Oscar Pistorius: defence on top as magistrate hints at bail
Laughter in court as police officer says he believes Blade Runner could flee the country
OSCAR PISTORIUS will find out on Thursday whether he is to be granted bail over the murder of his girlfriend Reeva Steenkamp when the hearing enters a third day.
The sprinter's defence team appeared to gain the upper hand during a gripping second day of evidence, and BBC correspondent Andrew Harding tweeted that he overheard a member of the prosecution whisper "we're in terrible trouble".
During the afternoon session the prosecution even suffered the indignity of being laughed at in court and the magistrate appeared to drop a hint about which way the hearing was going.
Desmond Nair intervened during questioning to ask police officer Hilton Botha if he thought Pistorius would skip bail. "The accused before court is an international athlete, paralympic athlete, he uses prosthesis on both legs. I'm sure we would both agree that his face is widely recognised internationally. Do you subjectively believe that he would take the opportunity, being who he is, using prosthetics to get around, to flee South Africa?" he asked.

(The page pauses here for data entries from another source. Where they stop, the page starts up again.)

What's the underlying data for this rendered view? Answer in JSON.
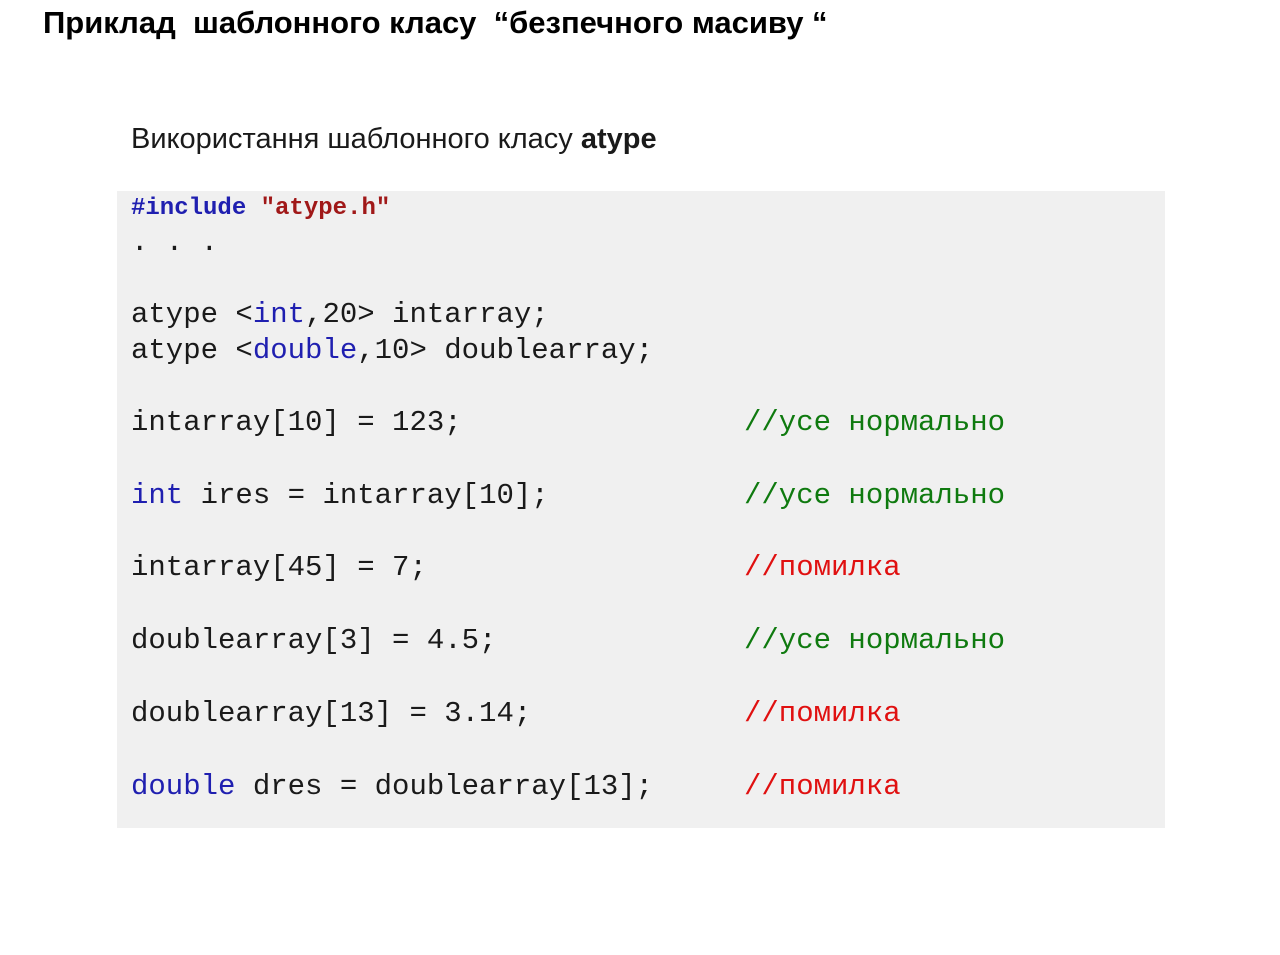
{
  "slide": {
    "title": "Приклад  шаблонного класу  “безпечного масиву “",
    "subtitle_prefix": "Використання шаблонного класу ",
    "subtitle_class": "atype"
  },
  "code": {
    "line1_directive": "#include",
    "line1_file": "\"atype.h\"",
    "line2": ". . .",
    "line3_type": "atype <",
    "line3_kw": "int",
    "line3_rest": ",20> intarray;",
    "line4_type": "atype <",
    "line4_kw": "double",
    "line4_rest": ",10> doublearray;",
    "line5": "intarray[10] = 123;",
    "line5_comment": "//усе нормально",
    "line6_kw": "int",
    "line6_rest": " ires = intarray[10];",
    "line6_comment": "//усе нормально",
    "line7": "intarray[45] = 7;",
    "line7_comment": "//помилка",
    "line8": "doublearray[3] = 4.5;",
    "line8_comment": "//усе нормально",
    "line9": "doublearray[13] = 3.14;",
    "line9_comment": "//помилка",
    "line10_kw": "double",
    "line10_rest": " dres = doublearray[13];",
    "line10_comment": "//помилка"
  },
  "colors": {
    "keyword": "#1f1fb0",
    "string": "#a01818",
    "comment_ok": "#0f7a0f",
    "comment_error": "#e01010",
    "code_background": "#f0f0f0"
  }
}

When Botha replied "yes" there was laughter.
Nair then asked. "Do you think it's possible that a person who has won Olympic golds would want to forsake his career when he has a chance to prove his innocence in a court of law?" Botha's reply was to insist that the threat of jail was "no joke".
During the morning session, defence lawyer Barry Roux unpicked much of the prosecution case and even lured Botha into admitting that a witness who heard screams before the shooting lived 600m away . However, Botha later withdrew that answer and insisted that she lived just 300m from the scene of the shooting.
Alex Thompson of Channel 4 News likened the defence's counterattack to the "infamous rope-a-dope boxing strategy". The prosecution case had been "shouted from the streets and the rooftops by the media" he said, but now the defence was fighting back.
And sympathy appears to be growing for the Blade Runner. Andrew Harding of the BBC spent the day sitting just inches away from Pistorius. "He is a man in deep trauma and it is hard, regardless of what he did or did not do, not to feel and respond to his anguish," he said. ·